The local beer Titanbräu and the limoncello are also worth it.

I have an important update on my relationship with Jessica: she is leaving (me) again.

I definitely don’t want to talk about the details. But Pietro, from Rome, is still alive. She invited me to bike to Switzerland, and I rejected the idea of being close to him. So full stop, no more love, no more beautiful chaos and no more Rome.

So I am back to basics again; I am Benjamin Gunst, a Canadian freelance Graphic Designer and Digital Nomad. I love meeting new places and dream of visiting as many countries as my life permits.

Next stop: The Vatican City.

After the infamous event with Jessica occurred, I decided to go to Bukowski’s Bar to forget everything with the help of alcohol. I chose the place because of the name and nothing else. The place decoration and music selection marvelled me so much that I decided to drink a few more beers there; therefore, I met Giovanni.

Giovanni is from Bellinzona, Italian-speaking Switzerland and is in Rome working as a Pontifical Swiss Guard of the Holy See. The next day was off for him, and he also had some things to forget with alcohol.

Giovanni’s wife and daughter had returned to Ticino. He didn’t want to mention why or if they lived in The Vatican with him, but he was profoundly sad. “I just hope I see my little Aurora again”.

“What’s your plan for tomorrow?” he asked.

“So far, having a reason to wake up”.

“I’d give you one. You are one of those crazy travellers, right? Do you want to do a Vatican Tour guided by a Swiss Guard?”

The next day I was in The Vatican with a resident, an actual, local resident of the smallest country in the world.
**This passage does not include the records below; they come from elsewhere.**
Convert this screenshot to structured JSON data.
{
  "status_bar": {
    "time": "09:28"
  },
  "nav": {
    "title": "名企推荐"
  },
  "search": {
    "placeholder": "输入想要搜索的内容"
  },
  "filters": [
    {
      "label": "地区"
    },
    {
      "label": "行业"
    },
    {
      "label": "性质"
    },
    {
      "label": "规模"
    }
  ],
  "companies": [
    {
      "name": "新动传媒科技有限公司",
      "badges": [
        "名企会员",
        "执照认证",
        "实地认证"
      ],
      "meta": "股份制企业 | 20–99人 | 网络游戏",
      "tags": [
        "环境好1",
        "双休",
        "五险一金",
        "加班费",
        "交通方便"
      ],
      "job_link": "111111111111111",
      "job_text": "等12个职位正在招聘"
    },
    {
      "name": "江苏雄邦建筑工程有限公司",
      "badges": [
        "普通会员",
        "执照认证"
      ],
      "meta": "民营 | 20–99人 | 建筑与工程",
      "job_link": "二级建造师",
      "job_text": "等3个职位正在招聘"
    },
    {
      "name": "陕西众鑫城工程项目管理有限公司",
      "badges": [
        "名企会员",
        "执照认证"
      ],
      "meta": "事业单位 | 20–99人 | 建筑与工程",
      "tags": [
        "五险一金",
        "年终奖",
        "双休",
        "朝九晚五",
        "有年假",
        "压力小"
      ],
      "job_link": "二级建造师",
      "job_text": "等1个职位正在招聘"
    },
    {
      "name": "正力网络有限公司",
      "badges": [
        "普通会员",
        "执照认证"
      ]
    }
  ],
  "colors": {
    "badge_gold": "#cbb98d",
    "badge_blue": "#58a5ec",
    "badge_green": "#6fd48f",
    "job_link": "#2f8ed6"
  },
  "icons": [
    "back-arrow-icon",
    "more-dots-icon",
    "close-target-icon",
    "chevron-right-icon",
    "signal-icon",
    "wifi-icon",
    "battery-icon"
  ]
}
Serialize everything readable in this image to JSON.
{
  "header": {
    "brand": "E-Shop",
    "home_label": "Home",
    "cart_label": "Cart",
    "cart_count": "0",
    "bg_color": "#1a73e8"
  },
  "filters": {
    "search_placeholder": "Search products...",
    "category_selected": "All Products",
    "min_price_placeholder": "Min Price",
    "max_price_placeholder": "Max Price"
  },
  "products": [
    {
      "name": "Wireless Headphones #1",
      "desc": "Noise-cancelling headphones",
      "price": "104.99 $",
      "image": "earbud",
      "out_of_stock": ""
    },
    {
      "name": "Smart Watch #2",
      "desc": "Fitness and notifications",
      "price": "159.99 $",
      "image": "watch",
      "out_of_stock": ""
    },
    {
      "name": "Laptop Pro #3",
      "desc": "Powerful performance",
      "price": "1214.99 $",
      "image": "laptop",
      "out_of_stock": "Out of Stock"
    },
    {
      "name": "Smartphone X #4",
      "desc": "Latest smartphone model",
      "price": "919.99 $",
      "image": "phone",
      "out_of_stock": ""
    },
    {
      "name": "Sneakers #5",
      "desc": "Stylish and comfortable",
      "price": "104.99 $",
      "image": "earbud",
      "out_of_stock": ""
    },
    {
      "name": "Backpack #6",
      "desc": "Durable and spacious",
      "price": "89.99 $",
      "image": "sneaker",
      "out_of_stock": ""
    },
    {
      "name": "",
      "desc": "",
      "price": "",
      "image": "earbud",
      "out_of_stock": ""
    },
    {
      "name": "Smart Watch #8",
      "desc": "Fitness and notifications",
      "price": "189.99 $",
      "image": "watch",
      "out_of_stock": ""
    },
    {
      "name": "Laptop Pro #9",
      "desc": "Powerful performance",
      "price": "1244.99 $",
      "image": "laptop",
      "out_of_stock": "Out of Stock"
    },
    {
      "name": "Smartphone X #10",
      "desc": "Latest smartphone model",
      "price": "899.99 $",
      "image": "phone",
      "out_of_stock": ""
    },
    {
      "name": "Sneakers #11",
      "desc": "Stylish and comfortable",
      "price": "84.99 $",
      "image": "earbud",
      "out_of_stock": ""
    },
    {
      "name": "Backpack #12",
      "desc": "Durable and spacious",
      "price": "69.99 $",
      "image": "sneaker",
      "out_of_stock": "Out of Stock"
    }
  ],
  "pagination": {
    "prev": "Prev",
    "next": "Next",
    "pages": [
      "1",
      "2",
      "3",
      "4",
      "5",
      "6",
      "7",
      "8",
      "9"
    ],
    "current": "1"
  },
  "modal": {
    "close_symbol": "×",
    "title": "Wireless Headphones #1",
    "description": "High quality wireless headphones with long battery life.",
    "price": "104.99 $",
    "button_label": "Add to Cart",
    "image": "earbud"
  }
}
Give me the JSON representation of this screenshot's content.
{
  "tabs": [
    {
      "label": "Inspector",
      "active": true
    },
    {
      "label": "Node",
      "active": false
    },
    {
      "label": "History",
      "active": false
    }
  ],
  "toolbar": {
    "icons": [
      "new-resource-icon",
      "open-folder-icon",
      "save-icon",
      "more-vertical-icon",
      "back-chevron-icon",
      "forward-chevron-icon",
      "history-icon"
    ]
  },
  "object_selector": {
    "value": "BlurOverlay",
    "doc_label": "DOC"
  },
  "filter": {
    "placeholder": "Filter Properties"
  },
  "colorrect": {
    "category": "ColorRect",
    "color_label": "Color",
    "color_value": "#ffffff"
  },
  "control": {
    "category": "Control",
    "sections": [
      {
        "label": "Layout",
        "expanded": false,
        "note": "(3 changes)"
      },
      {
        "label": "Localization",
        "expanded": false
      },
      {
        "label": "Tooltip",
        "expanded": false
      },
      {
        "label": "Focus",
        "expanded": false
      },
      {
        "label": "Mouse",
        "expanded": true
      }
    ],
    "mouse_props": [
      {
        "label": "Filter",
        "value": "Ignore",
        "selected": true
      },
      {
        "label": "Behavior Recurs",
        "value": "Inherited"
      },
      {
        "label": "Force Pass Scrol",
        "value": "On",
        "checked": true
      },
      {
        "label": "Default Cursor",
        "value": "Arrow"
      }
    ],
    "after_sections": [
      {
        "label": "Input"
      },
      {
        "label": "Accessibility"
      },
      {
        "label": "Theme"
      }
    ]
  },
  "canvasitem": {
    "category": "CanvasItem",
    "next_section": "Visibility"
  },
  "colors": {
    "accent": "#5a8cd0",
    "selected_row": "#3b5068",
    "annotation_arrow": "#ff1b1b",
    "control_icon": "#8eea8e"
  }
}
I will honour Giovanni’s request not to disclose what happened there. But I just want to say that I was fortunate to meet him and see all of The Vatican’s wonders with an actual resident.

Next week, I went to Roma Termini to repeat goodbye to the beautiful and chaotic city. Giovanni also came to say bye. This time was no rain, no protests, and Roma Termini was clean and bright. I am just grateful that I had one of the most significant experiences in my life, thanks to Jessica. I wanted to tell her but was still not ready to do so. She might be reaching Switzerland now with Pietro.

Next stop? San Marino.